Search the listing below for the word "house" and copy each line where it appears.

EXERCISE INPUTS:
____

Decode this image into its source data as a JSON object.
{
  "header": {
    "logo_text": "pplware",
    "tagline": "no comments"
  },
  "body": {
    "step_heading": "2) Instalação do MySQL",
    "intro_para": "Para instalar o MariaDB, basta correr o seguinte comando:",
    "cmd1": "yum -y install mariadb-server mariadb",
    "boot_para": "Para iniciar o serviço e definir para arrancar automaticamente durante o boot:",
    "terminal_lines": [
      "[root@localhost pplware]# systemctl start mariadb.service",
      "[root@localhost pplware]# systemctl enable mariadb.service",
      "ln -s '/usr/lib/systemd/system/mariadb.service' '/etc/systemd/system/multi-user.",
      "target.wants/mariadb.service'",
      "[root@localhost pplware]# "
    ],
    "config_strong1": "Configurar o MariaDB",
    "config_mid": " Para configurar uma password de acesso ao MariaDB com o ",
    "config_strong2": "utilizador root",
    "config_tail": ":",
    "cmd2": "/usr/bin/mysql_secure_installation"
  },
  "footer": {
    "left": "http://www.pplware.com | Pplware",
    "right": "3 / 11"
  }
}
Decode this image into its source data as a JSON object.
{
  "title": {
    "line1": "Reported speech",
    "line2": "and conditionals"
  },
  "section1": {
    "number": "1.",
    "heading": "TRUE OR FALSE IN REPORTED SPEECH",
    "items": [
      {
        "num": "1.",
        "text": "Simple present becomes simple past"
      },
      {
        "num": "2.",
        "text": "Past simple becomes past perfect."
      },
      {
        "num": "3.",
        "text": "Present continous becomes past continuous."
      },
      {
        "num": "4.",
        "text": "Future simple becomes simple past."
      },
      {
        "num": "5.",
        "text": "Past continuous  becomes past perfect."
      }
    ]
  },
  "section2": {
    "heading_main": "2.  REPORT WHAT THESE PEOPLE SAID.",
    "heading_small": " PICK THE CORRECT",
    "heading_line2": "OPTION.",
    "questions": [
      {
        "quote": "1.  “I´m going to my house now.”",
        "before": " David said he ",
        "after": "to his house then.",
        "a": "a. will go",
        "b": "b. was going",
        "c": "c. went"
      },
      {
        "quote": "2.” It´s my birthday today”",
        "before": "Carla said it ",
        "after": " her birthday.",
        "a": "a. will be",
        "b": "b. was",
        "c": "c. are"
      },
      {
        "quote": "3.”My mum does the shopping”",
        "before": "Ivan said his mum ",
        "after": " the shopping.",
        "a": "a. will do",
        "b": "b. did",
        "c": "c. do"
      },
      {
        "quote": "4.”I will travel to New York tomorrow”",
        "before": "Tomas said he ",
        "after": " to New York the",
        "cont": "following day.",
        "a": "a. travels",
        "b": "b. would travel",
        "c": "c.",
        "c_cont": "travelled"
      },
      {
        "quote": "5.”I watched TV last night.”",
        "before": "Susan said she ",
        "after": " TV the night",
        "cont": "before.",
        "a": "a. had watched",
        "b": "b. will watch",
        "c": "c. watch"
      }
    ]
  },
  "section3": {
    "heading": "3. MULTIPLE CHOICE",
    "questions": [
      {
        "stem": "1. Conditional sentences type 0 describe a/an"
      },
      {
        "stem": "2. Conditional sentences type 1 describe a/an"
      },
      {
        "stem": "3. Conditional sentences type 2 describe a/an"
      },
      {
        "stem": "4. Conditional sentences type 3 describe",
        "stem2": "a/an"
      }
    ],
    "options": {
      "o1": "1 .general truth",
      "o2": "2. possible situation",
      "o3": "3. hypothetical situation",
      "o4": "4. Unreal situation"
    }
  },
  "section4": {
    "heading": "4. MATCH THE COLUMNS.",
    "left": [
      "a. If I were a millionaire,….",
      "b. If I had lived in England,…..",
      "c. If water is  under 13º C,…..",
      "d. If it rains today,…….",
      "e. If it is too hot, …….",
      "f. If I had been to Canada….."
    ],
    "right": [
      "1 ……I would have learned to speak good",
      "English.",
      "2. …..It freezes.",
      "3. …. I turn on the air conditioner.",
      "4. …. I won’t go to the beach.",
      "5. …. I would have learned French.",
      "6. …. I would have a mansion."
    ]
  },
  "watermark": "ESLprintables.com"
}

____

YOUR SOLUTION:
        "quote": "1.  “I´m going to my house now.”",
        "after": "to his house then.",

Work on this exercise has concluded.